August 2015: Consumer Analytics for On-Demand Medicine

The on-demand medicine business is fundamentally about serving a consumer of healthcare services when and where it works for them. To the extent a given operator embraces a retail platform – “retail” oriented real estate, “retail” oriented marketing, and “retail” consumer expectations (e.g. shopping, dining, etc.) they should outperform the operator who does not embrace this retail platform.

But as walk-in medicine operators add consumer analytics expertise and vendors serving operators roll out consumer analytics platforms, giving healthcare consumers what they want, where they want it and when they want it is becoming more sophisticated. These platforms will improve marketing effectiveness, help refine existing services and develop new services, improving overall financial performance.

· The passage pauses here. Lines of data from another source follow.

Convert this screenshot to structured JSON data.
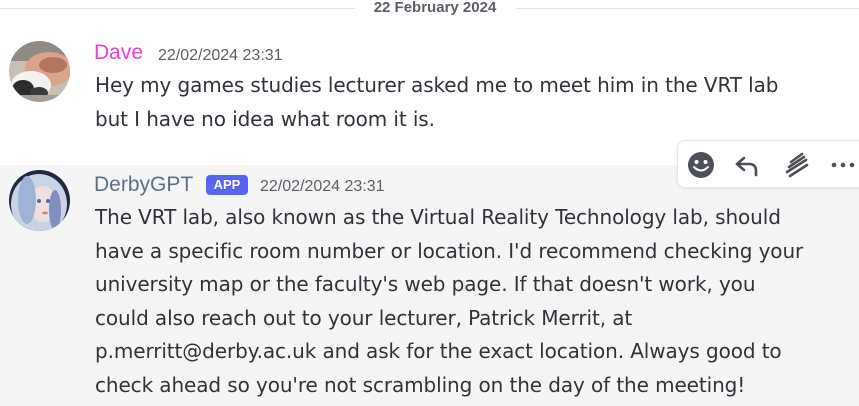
{
  "divider": {
    "date": "22 February 2024"
  },
  "messages": [
    {
      "author": "Dave",
      "timestamp": "22/02/2024 23:31",
      "text": "Hey my games studies lecturer asked me to meet him in the VRT lab\nbut I have no idea what room it is.",
      "author_color": "#f23bd6"
    },
    {
      "author": "DerbyGPT",
      "badge": "APP",
      "timestamp": "22/02/2024 23:31",
      "text": "The VRT lab, also known as the Virtual Reality Technology lab, should\nhave a specific room number or location. I'd recommend checking your\nuniversity map or the faculty's web page. If that doesn't work, you\ncould also reach out to your lecturer, Patrick Merrit, at\np.merritt@derby.ac.uk and ask for the exact location. Always good to\ncheck ahead so you're not scrambling on the day of the meeting!",
      "author_color": "#5f7187"
    }
  ],
  "toolbar": {
    "icons": [
      "add-reaction-icon",
      "reply-icon",
      "create-thread-icon",
      "more-icon"
    ]
  },
  "colors": {
    "badge": "#5865f2",
    "hover_background": "#f5f5f6"
  }
}
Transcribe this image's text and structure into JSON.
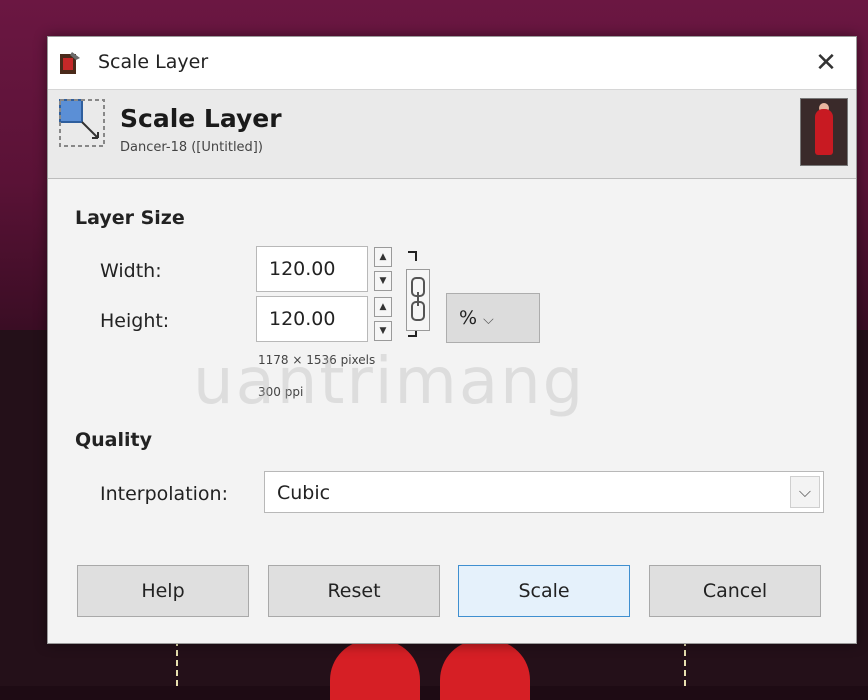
{
  "window": {
    "title": "Scale Layer"
  },
  "header": {
    "title": "Scale Layer",
    "subtitle": "Dancer-18 ([Untitled])"
  },
  "layer_size": {
    "label": "Layer Size",
    "width": {
      "label": "Width:",
      "value": "120.00"
    },
    "height": {
      "label": "Height:",
      "value": "120.00"
    },
    "unit": "%",
    "pixels_info": "1178 × 1536 pixels",
    "ppi_info": "300 ppi"
  },
  "quality": {
    "label": "Quality",
    "interpolation_label": "Interpolation:",
    "interpolation_value": "Cubic"
  },
  "buttons": {
    "help": "Help",
    "reset": "Reset",
    "scale": "Scale",
    "cancel": "Cancel"
  },
  "watermark": "uantrimang",
  "icons": [
    "gimp-app-icon",
    "close-icon",
    "scale-layer-icon",
    "layer-thumbnail",
    "chain-link-icon",
    "chevron-down-icon"
  ],
  "colors": {
    "accent": "#3f8fd0",
    "background": "#f3f3f3",
    "desktop": "#6b1742"
  }
}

Since the consumer is the bulk of the walk-in operator’s customer base, in this article we focus on the more specific role of “consumer analytics” and not “customer analytics,” which includes employers and affiliates. “The average company has more data coming in than it knows what to do with,” says Tim McGuire, director at management consulting firm McKinsey. “We went through a 10- or 15-year period when most retailers collected information and did very little with it. Now we’re at a stage where they are starting to figure out that I have this treasure trove and if I use it I can make better decisions about how to run the business.”

The idea is to combine actual consumer data across multiple internal and external sources. Typically consumer analytics departments are staffed with individuals thatcan combine business know-how with financial, statistical, and IT skills to make key decisions, usually at the executive level. Larger, more mature organizationstypically devote extensive resources to this domain, as it has potential to deliver outsized impacts on performance.

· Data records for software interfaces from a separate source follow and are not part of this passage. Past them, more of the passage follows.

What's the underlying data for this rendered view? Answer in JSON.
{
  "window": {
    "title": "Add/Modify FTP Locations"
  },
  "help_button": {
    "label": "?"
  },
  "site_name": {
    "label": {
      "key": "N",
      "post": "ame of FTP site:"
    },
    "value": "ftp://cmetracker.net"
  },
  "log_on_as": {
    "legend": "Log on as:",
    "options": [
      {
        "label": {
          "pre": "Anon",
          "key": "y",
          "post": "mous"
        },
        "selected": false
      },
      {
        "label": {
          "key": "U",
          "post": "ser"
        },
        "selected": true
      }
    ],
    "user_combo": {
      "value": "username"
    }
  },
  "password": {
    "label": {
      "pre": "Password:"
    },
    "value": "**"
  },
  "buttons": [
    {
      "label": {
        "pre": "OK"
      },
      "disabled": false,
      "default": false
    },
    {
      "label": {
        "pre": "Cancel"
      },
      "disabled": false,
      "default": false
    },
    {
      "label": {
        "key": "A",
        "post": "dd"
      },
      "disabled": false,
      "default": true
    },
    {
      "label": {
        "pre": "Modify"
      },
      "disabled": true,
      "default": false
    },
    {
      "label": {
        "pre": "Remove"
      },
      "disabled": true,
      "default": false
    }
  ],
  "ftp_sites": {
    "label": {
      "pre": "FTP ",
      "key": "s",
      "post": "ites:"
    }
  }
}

The grocery industry is a great example. The average grocery store has thousands of products covering dozens of categories. That industry used to make decisions on howto allocate shelf space based on averages.  But that may have ended up eliminating a product that was important to your best customer, even though it didn’t sell much.

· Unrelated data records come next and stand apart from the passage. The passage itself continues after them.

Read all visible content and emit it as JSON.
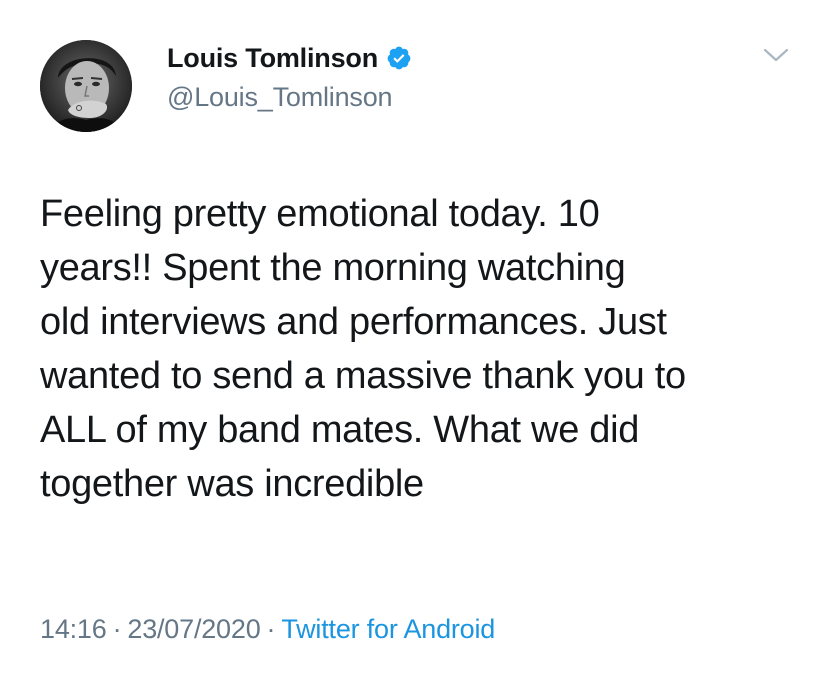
{
  "author": {
    "display_name": "Louis Tomlinson",
    "handle": "@Louis_Tomlinson",
    "verified": true,
    "avatar_icon": "profile-photo"
  },
  "menu": {
    "icon": "chevron-down-icon"
  },
  "tweet": {
    "lines": [
      "Feeling pretty emotional today. 10",
      "years!! Spent the morning watching",
      "old interviews and performances. Just",
      "wanted to send a massive thank you to",
      "ALL of my band mates. What we did",
      "together was incredible"
    ]
  },
  "meta": {
    "time": "14:16",
    "separator": "·",
    "date": "23/07/2020",
    "source": "Twitter for Android"
  },
  "colors": {
    "text": "#14171a",
    "secondary": "#657786",
    "link": "#1b95e0",
    "verified": "#1da1f2"
  }
}
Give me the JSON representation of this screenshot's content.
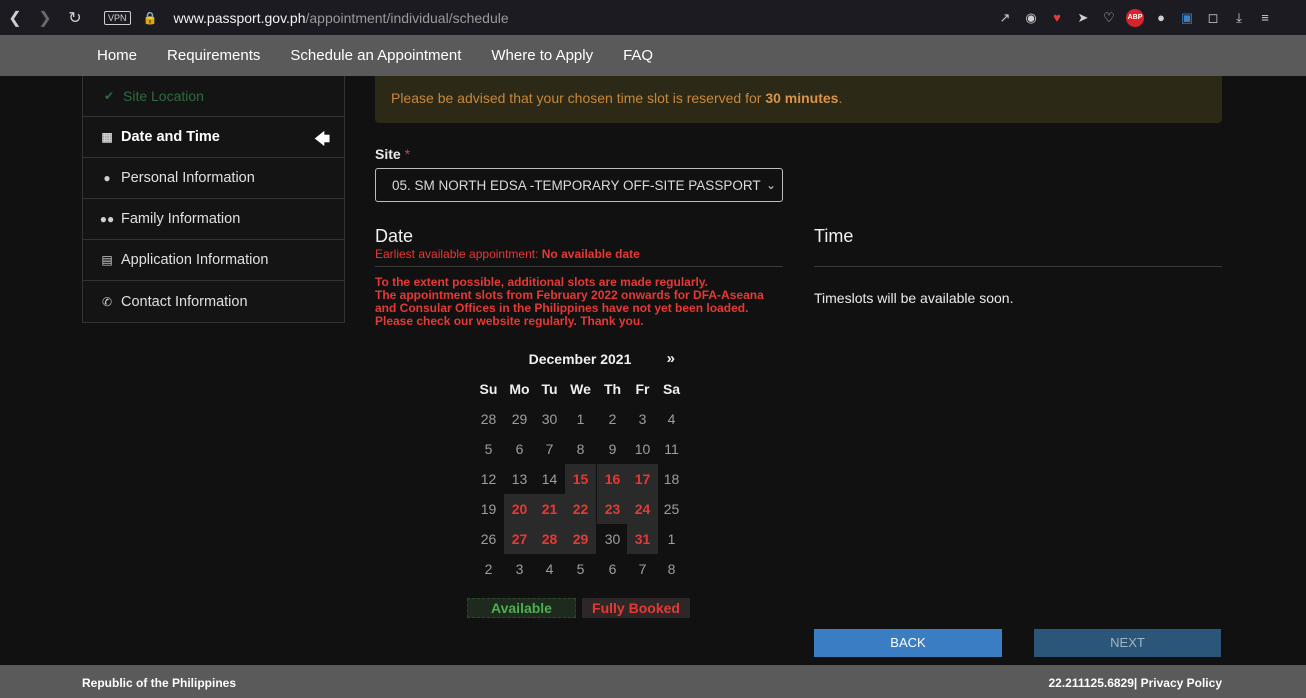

“We can draw the right customers into the store and expand the basket they shop in,” says McGuire at McKinsey.  “We can look at products they are buying today and usethose as the basis for recommending other products to them, whether that is an online situation or through coupons or direct mail targeting programs.”

In the grocery industry, McGuire says getting the cherry pickers out of the store who are just there for sale items and instead investing in more dollars in thecustomers who are going to be more profitable might mean 200 basis points of profitability...